EXERCISE DETAILS:
Exactly what is written in the records below should be returned, minus the images.

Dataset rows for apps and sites

::::::

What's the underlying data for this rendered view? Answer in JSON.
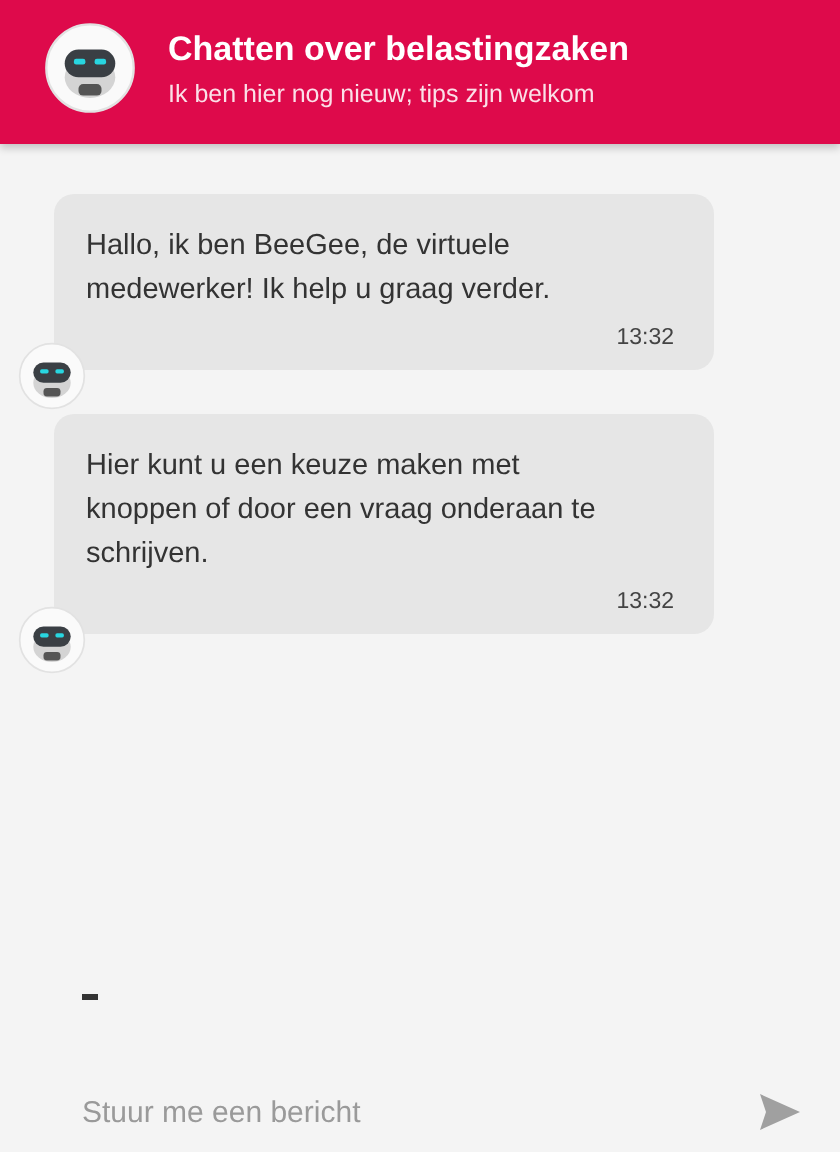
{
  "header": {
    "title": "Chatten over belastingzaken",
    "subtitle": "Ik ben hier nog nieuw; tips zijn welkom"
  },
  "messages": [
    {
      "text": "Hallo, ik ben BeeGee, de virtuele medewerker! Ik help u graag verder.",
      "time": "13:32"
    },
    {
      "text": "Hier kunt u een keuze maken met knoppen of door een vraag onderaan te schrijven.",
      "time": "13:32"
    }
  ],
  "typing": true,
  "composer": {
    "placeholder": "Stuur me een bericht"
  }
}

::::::

SOLUTION FOR THIS EXERCISE:
What's the underlying data for this rendered view? Answer in JSON.
{
  "header": {
    "title": "Chatten over belastingzaken",
    "subtitle": "Ik ben hier nog nieuw; tips zijn welkom"
  },
  "messages": [
    {
      "text": "Hallo, ik ben BeeGee, de virtuele medewerker! Ik help u graag verder.",
      "time": "13:32"
    },
    {
      "text": "Hier kunt u een keuze maken met knoppen of door een vraag onderaan te schrijven.",
      "time": "13:32"
    }
  ],
  "typing": true,
  "composer": {
    "placeholder": "Stuur me een bericht"
  }
}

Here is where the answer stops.